Is the success of these companies due to their innovative strength or the stabilizing effect of tradition? In our series of articles on this topic, our writers get to the bottom of these questions, talk to recognized experts and meet with representatives of family-owned companies.
Tradition is often seen as a stumbling block when it comes to the development of a company, but it can also be the other way around. In an interview with MAG/NET, Professor Jaskiewicz of the University of Ottawa (Canada) talks about the positive aspects of tradition for entrepreneurial development.
Digitalization and new technologies, the struggle to attract young talent, coordinating interests within the owner family – these are some of the challenges that family-owned companies face today. In an interview, Professor Kammerlander of the Otto Beisheim School of Management explains how, with a great deal of creativity and entrepreneurial spirit, families are forging new paths – and in doing so, are developing a unique innovative strength.
Lobmeyr, a family-owned company in the heart of Vienna, has been renowned for handmade crystal goods for around 200 years. Once a supplier to the imperial court, its fine glasses and chandeliers are now in demand around the world. Although the company was well-prepared when it came to succession, the modernization of the product range was the cause of debate at the family-owned company.
The Princely House of Liechtenstein, LGT’s owner, has been using its entrepreneurial skills to create and preserve value for centuries. Learn more about its business activities under “Value-based entrepreneurship”.
Instead of handing the company over to the fifth generation, the family that owns the Greiner Group decided a few years ago to delegate day-to-day operations to an external CEO. Can such a step be successful? CEO Axel Kühner explains how the inventive spirit of the company’s founder continues to shape the corporate culture today and motivates employees to try out new things.
After the Wall Street Crash, the Stern family took over Swiss watch manufacturer Patek Philippe.

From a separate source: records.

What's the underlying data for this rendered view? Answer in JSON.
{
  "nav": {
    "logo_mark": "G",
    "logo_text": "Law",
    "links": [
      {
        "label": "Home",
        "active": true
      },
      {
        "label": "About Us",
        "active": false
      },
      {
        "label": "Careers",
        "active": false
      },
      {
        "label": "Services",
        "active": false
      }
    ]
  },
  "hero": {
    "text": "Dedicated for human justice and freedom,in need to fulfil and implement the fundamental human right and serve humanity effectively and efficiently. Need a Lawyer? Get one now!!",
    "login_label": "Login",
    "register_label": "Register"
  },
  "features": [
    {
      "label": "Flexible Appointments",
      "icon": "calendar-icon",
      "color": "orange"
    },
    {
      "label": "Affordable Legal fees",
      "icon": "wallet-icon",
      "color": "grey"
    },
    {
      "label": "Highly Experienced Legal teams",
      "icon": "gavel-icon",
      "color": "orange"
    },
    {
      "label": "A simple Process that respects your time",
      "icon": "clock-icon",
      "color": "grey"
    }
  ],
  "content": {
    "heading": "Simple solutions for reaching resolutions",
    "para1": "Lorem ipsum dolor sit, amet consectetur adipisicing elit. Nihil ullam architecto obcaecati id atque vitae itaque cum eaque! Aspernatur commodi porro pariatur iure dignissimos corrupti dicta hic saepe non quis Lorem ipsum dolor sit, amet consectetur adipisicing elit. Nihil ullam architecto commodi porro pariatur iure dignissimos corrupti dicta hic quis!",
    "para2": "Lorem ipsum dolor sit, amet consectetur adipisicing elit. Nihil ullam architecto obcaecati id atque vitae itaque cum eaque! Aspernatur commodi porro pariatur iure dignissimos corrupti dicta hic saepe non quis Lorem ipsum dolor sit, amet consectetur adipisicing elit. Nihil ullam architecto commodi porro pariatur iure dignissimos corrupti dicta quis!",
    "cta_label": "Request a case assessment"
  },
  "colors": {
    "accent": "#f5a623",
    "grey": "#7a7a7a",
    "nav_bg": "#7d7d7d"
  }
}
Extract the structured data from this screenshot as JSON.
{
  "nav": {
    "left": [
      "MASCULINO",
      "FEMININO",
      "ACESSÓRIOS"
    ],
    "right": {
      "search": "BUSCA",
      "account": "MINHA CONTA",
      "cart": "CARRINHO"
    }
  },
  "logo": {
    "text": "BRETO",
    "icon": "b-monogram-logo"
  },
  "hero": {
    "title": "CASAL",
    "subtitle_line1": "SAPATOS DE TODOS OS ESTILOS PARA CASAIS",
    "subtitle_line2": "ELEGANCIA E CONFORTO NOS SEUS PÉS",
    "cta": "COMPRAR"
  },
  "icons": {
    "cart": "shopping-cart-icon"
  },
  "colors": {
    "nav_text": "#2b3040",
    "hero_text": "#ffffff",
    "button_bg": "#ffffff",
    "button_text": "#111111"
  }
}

Watch expert Gisbert L. Brunner follows the exciting journey of a family-owned company that, even after four generations, knows what its client want – and how to ensure its watch creations remain special collectors’ items.